Thoughts from the Wet Coast

The musings of an ASP.NET Developer from Canada's We(s)t Coast

Look Mom, NoSQL! - 1. An Introduction

Category: Data
Last Modified: May 2 2017
Nov 11 2011

Most .NET developers, whether we work on the Web with ASP.NET Web-Forms or MVC, on Windows Phone or in the browser with Silverlight, or on the desktop with WPF have worked with some form of Database.

We are for the most part familiar with SQL Server, MySQL or Oracle Relational Database Management Systems (RDBMSs) – and we are used to writing database schemas and database code using some variety of SQL.

We have come to terms with the idea of the “Object-Relational Impedance Mismatch” – the fact that objects don’t always map well to database entities, and the rise in popularity of ORM (Object Relational Mapping) Frameworks like NHibernate and Entity Framework to address this mismatch.

We also know that Relational Databases are often inefficient due to the complex “relationships” (joins) between tables.  Relational Databases excel at eliminating redundancy, thus reducing the amount of data stored through Database Normalization.  But normalization impacts performance, so if performance is critical we know we have to selectively de-normalize the database.

Recently, there has been more and more “noise” around the term NoSQL and NoSQL databases.  But what are NoSQL databases and why are they becoming more popular. 

As the topic came up at work I decided it was time that I dived into this technology to try and understand the strengths and weaknesses of these databases, and so I propose to share what I have learned in this series of Blog posts.

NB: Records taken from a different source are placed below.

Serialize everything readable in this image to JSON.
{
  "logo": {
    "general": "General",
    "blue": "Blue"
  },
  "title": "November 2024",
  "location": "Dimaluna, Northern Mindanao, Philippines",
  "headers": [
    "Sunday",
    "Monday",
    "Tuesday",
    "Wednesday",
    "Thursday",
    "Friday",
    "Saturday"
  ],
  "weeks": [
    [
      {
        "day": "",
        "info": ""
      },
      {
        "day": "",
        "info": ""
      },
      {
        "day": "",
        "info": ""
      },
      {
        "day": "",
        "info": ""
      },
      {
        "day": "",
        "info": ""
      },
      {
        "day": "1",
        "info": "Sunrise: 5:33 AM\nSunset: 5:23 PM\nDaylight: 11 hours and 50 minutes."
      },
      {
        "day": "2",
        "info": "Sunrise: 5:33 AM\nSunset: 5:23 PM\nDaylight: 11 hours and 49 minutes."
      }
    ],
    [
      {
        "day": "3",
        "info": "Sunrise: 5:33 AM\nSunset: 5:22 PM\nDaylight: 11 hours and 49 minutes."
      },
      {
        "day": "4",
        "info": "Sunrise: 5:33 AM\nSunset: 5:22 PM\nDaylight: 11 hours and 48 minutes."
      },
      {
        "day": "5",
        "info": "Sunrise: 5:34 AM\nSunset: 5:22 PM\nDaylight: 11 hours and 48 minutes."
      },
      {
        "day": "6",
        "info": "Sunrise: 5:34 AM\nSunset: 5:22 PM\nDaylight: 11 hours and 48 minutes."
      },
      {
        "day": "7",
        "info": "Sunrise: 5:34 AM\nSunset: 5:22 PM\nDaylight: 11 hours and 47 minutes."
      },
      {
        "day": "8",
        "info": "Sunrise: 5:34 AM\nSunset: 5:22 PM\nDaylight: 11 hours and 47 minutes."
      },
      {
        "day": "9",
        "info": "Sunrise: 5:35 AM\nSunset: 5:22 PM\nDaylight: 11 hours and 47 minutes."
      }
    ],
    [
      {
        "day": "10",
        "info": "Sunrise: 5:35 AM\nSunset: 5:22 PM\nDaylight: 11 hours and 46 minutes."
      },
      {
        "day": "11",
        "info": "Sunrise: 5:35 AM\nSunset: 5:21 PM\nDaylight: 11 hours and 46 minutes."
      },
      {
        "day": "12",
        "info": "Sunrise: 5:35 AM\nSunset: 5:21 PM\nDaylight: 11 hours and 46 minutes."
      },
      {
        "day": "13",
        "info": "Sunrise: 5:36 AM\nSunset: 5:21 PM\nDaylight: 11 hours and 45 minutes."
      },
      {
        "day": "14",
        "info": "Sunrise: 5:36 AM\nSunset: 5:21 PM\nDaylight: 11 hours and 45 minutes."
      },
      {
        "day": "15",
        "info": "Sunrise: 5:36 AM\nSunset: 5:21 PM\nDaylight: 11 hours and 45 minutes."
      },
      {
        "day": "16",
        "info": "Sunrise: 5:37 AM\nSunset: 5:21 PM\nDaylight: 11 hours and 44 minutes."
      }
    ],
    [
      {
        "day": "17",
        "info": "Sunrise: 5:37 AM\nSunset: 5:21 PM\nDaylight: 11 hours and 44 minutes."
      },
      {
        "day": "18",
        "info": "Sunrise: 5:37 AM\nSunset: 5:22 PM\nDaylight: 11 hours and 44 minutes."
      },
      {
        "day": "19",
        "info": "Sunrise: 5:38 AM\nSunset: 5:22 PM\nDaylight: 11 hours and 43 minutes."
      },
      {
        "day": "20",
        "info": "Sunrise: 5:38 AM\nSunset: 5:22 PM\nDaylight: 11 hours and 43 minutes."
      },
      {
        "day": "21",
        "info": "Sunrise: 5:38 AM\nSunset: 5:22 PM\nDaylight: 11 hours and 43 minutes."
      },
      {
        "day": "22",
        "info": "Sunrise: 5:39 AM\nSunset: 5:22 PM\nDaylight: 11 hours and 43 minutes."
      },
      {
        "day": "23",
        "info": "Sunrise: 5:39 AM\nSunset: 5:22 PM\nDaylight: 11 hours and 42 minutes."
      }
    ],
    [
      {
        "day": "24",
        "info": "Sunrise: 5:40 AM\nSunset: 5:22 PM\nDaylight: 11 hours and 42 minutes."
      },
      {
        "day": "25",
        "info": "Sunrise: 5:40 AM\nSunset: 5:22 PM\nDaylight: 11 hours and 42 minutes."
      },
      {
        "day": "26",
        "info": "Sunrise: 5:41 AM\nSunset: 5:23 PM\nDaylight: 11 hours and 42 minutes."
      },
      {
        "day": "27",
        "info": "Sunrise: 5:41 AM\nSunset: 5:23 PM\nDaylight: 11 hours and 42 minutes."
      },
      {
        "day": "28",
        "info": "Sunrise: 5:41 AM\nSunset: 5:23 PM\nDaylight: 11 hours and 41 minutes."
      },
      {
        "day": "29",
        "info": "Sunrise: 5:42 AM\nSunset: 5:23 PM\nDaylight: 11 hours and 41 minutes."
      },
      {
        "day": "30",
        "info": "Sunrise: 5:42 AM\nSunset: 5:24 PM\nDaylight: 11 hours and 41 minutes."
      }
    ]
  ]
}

To get things started then. 

The term NoSQL basically means what it says – NoSQL databases do not use SQL because the data is not stored in relational tables, although some people have redefined the term as an acronym NoSQL = “Not Only SQL”.  Whatever the term means, NoSQL is used to describe databases that do not use a relational model and typically can store huge amounts of data – think Google, Facebook or Linked-In scale.

All NoSQL databases share common goals of speed and scalability.  But the many different NoSQL databases approach these goals in different ways.  In the next post I will discus two of the major categories of NoSQL Databases and some of the common implementations.


The opinions expressed herein are my own personal opinions and do not represent my employer's view in anyway.